BEGIN INPUT FOR THIS TASK

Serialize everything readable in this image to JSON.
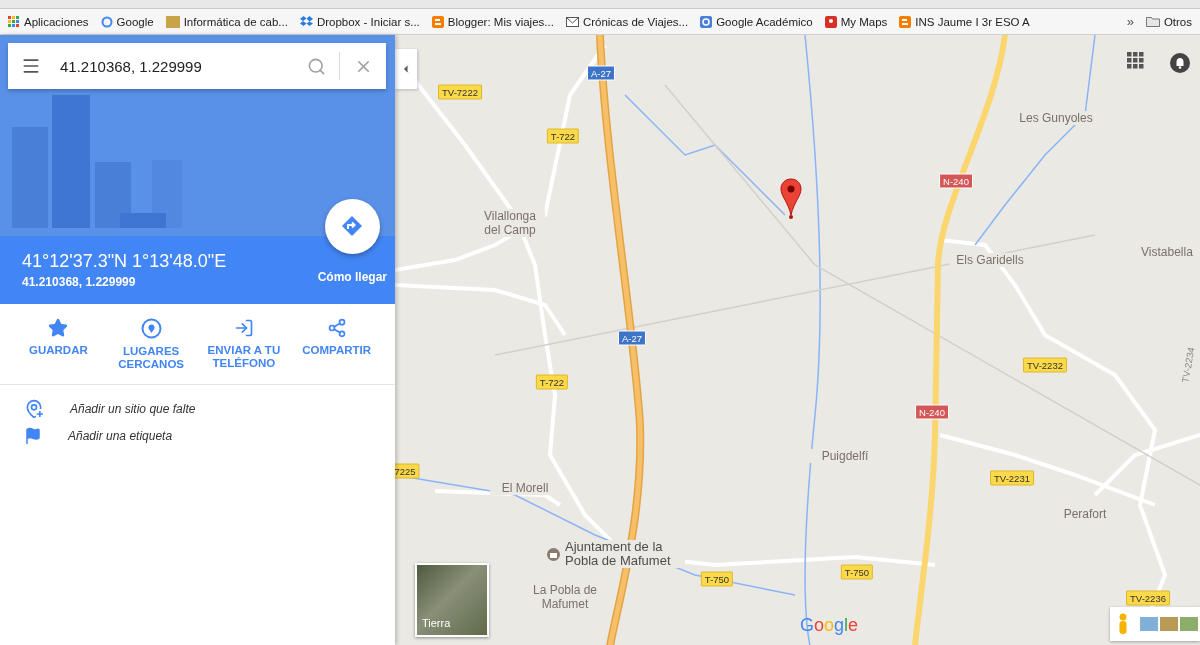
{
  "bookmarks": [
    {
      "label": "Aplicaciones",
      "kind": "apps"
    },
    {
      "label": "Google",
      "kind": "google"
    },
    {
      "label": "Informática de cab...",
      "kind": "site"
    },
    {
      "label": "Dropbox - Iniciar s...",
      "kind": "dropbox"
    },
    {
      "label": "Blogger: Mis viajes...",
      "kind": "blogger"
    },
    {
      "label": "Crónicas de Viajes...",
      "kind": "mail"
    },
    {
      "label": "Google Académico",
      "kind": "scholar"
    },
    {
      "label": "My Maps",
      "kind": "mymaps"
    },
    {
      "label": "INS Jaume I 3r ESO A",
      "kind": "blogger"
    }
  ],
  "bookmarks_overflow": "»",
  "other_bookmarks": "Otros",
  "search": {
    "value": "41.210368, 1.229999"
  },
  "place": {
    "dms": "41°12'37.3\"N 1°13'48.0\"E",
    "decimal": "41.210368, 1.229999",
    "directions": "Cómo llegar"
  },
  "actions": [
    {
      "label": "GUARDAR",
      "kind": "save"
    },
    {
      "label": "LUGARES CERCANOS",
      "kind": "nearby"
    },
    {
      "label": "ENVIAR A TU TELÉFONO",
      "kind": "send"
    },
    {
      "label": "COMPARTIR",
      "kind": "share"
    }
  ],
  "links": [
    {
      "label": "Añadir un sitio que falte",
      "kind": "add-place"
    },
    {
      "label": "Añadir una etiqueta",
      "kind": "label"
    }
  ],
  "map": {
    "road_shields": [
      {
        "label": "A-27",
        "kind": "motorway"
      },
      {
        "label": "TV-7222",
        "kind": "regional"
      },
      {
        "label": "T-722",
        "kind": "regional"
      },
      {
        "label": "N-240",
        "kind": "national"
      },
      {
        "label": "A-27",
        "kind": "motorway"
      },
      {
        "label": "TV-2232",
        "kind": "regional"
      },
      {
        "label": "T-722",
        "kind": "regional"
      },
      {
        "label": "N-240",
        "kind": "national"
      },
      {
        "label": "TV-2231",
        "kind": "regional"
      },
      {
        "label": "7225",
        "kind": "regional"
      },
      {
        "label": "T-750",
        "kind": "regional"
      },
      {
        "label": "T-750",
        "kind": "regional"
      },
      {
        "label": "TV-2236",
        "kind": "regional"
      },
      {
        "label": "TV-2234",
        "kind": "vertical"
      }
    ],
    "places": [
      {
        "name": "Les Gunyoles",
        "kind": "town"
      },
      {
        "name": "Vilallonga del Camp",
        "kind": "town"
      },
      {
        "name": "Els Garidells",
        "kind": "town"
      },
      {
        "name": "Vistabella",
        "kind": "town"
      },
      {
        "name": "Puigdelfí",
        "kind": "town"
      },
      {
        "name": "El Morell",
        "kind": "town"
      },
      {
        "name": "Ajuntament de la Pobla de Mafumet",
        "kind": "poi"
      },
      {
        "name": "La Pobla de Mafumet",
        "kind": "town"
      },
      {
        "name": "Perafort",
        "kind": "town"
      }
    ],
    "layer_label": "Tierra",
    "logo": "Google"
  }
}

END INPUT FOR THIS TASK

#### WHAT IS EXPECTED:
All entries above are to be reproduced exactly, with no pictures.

#### RESULT FOR THIS EXERCISE:
Serialize everything readable in this image to JSON.
{
  "bookmarks": [
    {
      "label": "Aplicaciones",
      "kind": "apps"
    },
    {
      "label": "Google",
      "kind": "google"
    },
    {
      "label": "Informática de cab...",
      "kind": "site"
    },
    {
      "label": "Dropbox - Iniciar s...",
      "kind": "dropbox"
    },
    {
      "label": "Blogger: Mis viajes...",
      "kind": "blogger"
    },
    {
      "label": "Crónicas de Viajes...",
      "kind": "mail"
    },
    {
      "label": "Google Académico",
      "kind": "scholar"
    },
    {
      "label": "My Maps",
      "kind": "mymaps"
    },
    {
      "label": "INS Jaume I 3r ESO A",
      "kind": "blogger"
    }
  ],
  "bookmarks_overflow": "»",
  "other_bookmarks": "Otros",
  "search": {
    "value": "41.210368, 1.229999"
  },
  "place": {
    "dms": "41°12'37.3\"N 1°13'48.0\"E",
    "decimal": "41.210368, 1.229999",
    "directions": "Cómo llegar"
  },
  "actions": [
    {
      "label": "GUARDAR",
      "kind": "save"
    },
    {
      "label": "LUGARES CERCANOS",
      "kind": "nearby"
    },
    {
      "label": "ENVIAR A TU TELÉFONO",
      "kind": "send"
    },
    {
      "label": "COMPARTIR",
      "kind": "share"
    }
  ],
  "links": [
    {
      "label": "Añadir un sitio que falte",
      "kind": "add-place"
    },
    {
      "label": "Añadir una etiqueta",
      "kind": "label"
    }
  ],
  "map": {
    "road_shields": [
      {
        "label": "A-27",
        "kind": "motorway"
      },
      {
        "label": "TV-7222",
        "kind": "regional"
      },
      {
        "label": "T-722",
        "kind": "regional"
      },
      {
        "label": "N-240",
        "kind": "national"
      },
      {
        "label": "A-27",
        "kind": "motorway"
      },
      {
        "label": "TV-2232",
        "kind": "regional"
      },
      {
        "label": "T-722",
        "kind": "regional"
      },
      {
        "label": "N-240",
        "kind": "national"
      },
      {
        "label": "TV-2231",
        "kind": "regional"
      },
      {
        "label": "7225",
        "kind": "regional"
      },
      {
        "label": "T-750",
        "kind": "regional"
      },
      {
        "label": "T-750",
        "kind": "regional"
      },
      {
        "label": "TV-2236",
        "kind": "regional"
      },
      {
        "label": "TV-2234",
        "kind": "vertical"
      }
    ],
    "places": [
      {
        "name": "Les Gunyoles",
        "kind": "town"
      },
      {
        "name": "Vilallonga del Camp",
        "kind": "town"
      },
      {
        "name": "Els Garidells",
        "kind": "town"
      },
      {
        "name": "Vistabella",
        "kind": "town"
      },
      {
        "name": "Puigdelfí",
        "kind": "town"
      },
      {
        "name": "El Morell",
        "kind": "town"
      },
      {
        "name": "Ajuntament de la Pobla de Mafumet",
        "kind": "poi"
      },
      {
        "name": "La Pobla de Mafumet",
        "kind": "town"
      },
      {
        "name": "Perafort",
        "kind": "town"
      }
    ],
    "layer_label": "Tierra",
    "logo": "Google"
  }
}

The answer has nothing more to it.